• Activity: Locate "Enumerate this screenshot's" in the records below, then copy its line and every following line exactly, without the pictures.

-- Exercise material follows --

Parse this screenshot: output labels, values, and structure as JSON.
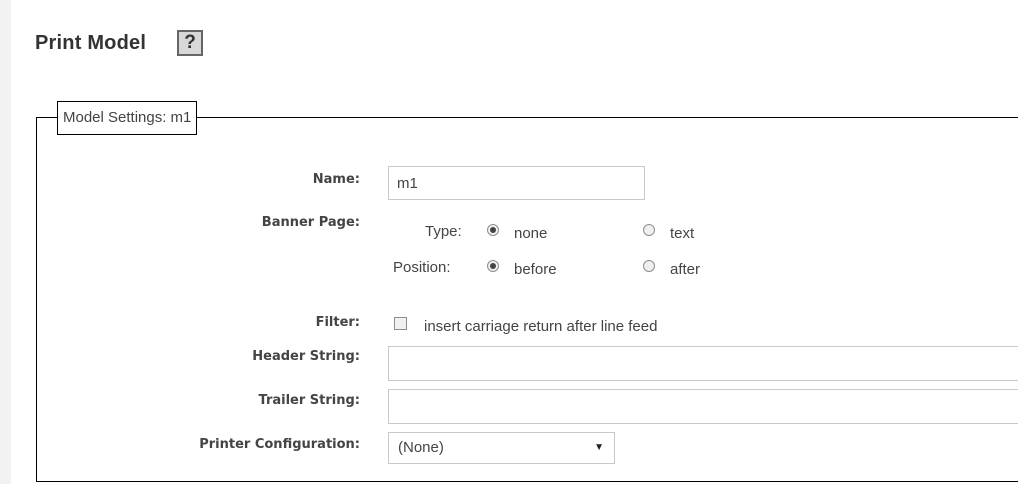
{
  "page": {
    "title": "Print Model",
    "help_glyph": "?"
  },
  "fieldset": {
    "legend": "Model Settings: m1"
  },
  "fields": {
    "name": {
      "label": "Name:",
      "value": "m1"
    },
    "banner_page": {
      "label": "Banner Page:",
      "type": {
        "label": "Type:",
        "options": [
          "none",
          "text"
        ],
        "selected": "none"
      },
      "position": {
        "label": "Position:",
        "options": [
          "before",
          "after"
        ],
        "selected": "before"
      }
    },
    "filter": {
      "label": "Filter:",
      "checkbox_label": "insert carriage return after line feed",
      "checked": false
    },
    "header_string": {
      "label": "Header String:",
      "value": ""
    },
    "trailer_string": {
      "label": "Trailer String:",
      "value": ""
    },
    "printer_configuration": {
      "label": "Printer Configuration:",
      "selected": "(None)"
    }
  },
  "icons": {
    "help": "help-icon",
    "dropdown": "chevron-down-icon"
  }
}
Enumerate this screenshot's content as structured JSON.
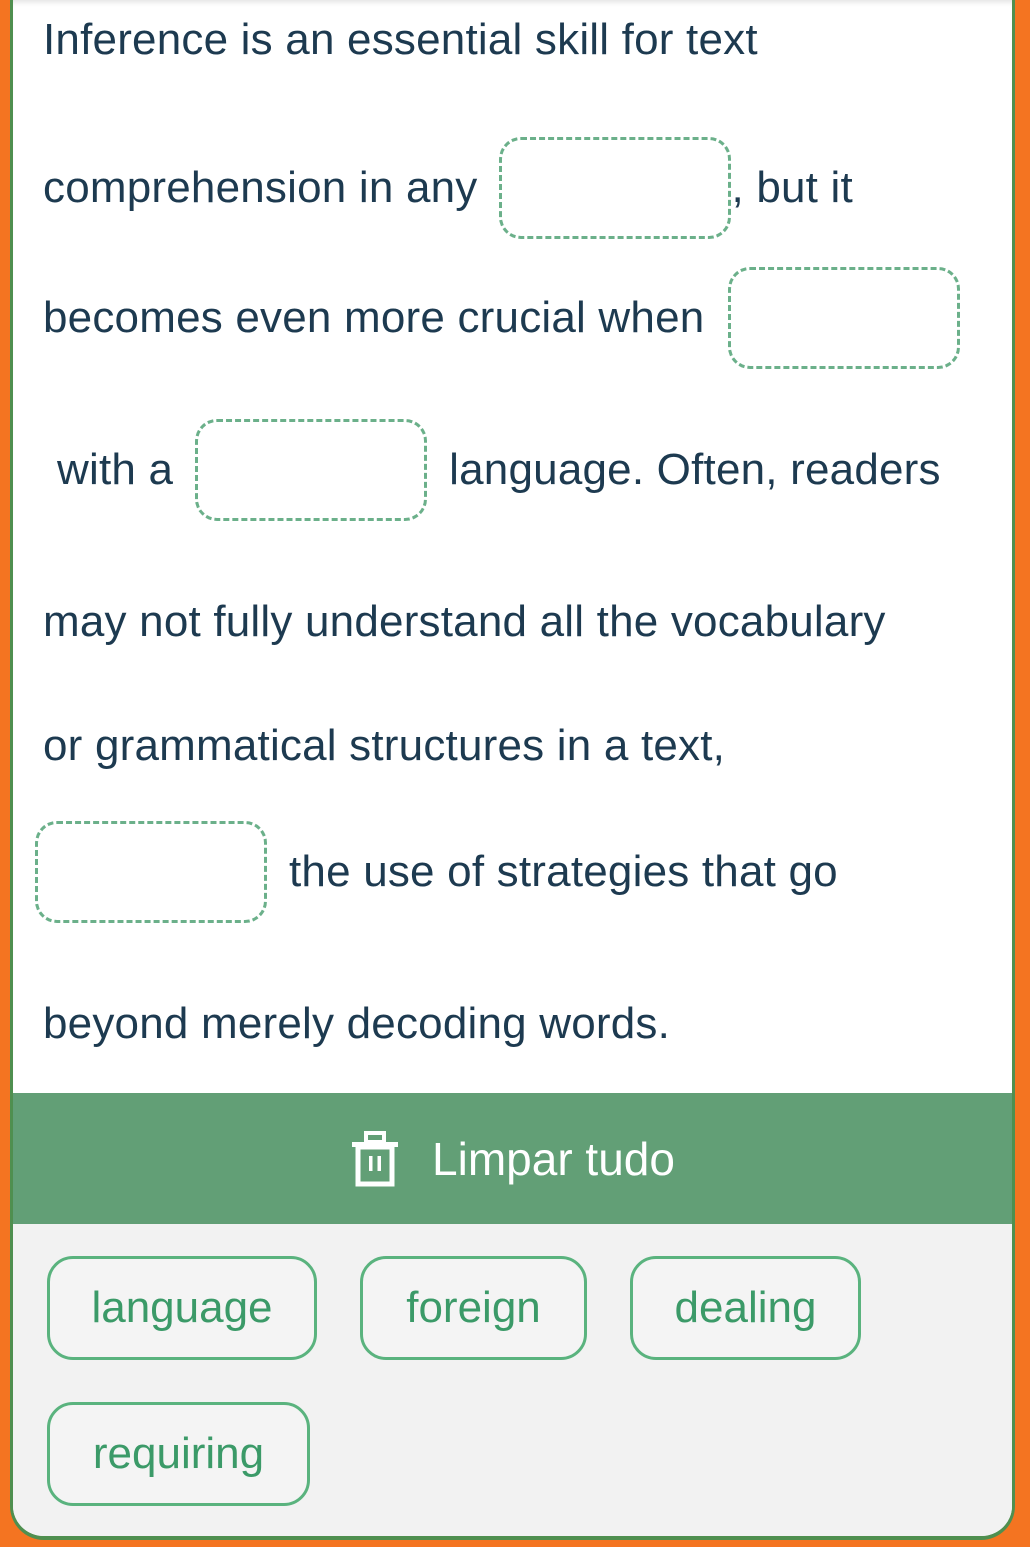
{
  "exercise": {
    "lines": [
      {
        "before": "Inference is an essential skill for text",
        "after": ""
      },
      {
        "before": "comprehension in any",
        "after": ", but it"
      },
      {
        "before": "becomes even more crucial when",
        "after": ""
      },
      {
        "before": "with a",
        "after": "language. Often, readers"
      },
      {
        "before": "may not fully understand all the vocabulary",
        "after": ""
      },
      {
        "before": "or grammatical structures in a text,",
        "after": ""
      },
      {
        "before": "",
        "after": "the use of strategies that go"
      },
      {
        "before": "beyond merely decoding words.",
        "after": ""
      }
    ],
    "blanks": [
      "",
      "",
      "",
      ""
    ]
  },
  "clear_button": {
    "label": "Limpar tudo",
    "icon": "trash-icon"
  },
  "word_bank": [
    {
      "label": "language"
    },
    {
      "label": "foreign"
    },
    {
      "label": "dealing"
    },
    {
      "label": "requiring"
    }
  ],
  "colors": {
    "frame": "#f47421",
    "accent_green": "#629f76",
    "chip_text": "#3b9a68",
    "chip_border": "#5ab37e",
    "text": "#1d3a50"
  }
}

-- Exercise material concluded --

• Expected answer:
Enumerate this screenshot's content as structured JSON.
{
  "exercise": {
    "lines": [
      {
        "before": "Inference is an essential skill for text",
        "after": ""
      },
      {
        "before": "comprehension in any",
        "after": ", but it"
      },
      {
        "before": "becomes even more crucial when",
        "after": ""
      },
      {
        "before": "with a",
        "after": "language. Often, readers"
      },
      {
        "before": "may not fully understand all the vocabulary",
        "after": ""
      },
      {
        "before": "or grammatical structures in a text,",
        "after": ""
      },
      {
        "before": "",
        "after": "the use of strategies that go"
      },
      {
        "before": "beyond merely decoding words.",
        "after": ""
      }
    ],
    "blanks": [
      "",
      "",
      "",
      ""
    ]
  },
  "clear_button": {
    "label": "Limpar tudo",
    "icon": "trash-icon"
  },
  "word_bank": [
    {
      "label": "language"
    },
    {
      "label": "foreign"
    },
    {
      "label": "dealing"
    },
    {
      "label": "requiring"
    }
  ],
  "colors": {
    "frame": "#f47421",
    "accent_green": "#629f76",
    "chip_text": "#3b9a68",
    "chip_border": "#5ab37e",
    "text": "#1d3a50"
  }
}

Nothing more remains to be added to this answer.